Judge Agee goes on to say that
Contrary to the majority’s apparent misapprehension, filing a notice of removal is not the same as joining in that removal. Removal is controlled by § 1446(b)’s thirty-day requirement, but joinder is not. “[T]he defendant” who fails to file “[t]he notice of removal” within thirty days of service has lost that which the statute gave him — the right to file the removal notice. That right is gone forever. No matter what that tardy defendant may wish to do, it cannot file “[t]he notice of removal.” However, the loss of that right, the only right extended by the plain terms of § 1446(b), has no effect on the defendant’s right to join a notice of removal timely filed by another defendant.
Thus, contrary to the majority’s conclusion, “[i]t is the McKinney rule, not the rule of unanimity, which mandates that all earlier-served defendants file a timely notice of removal. The rule of unanimity simply requires that all defendants join in the removal at some point.”
Barbour now officially creates three different interpretations of Section 1446(b) among the five circuits to have addressed the issue:
- First-Served Defendant Rule (5th Circuit)
- Last-Served Defendant Rule (6th, 8th, 11th Circuits)
- McKinney Intermediate Rule (4th Circuit)
It would appear that at some point either Congress will have to step in and amend Section 1446 to address removal when multiple defendants are present or the Supreme Court will need to grant cert (perhaps in Barbour?) to address the split.
In the meantime, for practitioners in the Fourth Circuit, here are the lessons from Barbour:
- The instant you catch wind that one of your clients may be named in a state-court suit with other defendants, regardless of whether your client has been served, it would be worth the time and effort to locate your co-defendants’ counsel, if possible, and discuss removal of the case in the event they are served first.
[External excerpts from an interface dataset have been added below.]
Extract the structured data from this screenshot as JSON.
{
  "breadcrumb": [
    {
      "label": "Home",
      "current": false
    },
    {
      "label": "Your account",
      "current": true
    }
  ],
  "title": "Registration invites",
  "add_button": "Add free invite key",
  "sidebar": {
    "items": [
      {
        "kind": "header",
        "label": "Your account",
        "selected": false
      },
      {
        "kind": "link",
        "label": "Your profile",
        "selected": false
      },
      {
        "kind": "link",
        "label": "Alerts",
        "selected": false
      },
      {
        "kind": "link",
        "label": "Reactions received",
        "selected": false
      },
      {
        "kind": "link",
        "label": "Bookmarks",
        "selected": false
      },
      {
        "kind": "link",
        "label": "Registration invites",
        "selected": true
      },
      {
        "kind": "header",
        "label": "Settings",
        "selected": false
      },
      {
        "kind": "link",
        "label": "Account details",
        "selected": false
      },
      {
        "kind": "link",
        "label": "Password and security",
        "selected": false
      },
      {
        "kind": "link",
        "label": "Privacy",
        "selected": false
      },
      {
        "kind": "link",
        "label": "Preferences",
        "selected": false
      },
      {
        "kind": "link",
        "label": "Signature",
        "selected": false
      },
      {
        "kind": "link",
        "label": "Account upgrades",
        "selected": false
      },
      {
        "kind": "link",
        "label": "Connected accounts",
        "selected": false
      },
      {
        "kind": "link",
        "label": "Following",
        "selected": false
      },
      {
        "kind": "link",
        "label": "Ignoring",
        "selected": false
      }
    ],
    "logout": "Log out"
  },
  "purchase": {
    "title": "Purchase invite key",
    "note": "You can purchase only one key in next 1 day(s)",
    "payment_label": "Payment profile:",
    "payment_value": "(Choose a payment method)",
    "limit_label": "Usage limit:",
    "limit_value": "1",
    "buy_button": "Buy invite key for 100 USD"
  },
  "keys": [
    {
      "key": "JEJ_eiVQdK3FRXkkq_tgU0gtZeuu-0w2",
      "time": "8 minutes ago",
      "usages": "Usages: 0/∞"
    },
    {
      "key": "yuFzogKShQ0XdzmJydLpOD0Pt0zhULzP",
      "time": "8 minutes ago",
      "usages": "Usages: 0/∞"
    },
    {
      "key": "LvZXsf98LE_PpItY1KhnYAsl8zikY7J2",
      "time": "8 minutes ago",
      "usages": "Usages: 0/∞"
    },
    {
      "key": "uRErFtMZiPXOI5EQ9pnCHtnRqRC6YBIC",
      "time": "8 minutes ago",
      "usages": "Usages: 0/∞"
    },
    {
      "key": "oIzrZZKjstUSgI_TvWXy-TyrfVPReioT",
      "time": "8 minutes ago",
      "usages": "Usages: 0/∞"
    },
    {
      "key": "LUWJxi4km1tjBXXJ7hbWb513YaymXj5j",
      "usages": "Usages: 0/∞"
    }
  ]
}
Getting all defendants’ counsel on board early is the best, and perhaps only, way, to ensure the best chance of removal.
- If you are the first-served defendant, file your notice of removal (assuming you wish to remove and have a basis for doing so of course)!
Many thanks to our anonymous contributor.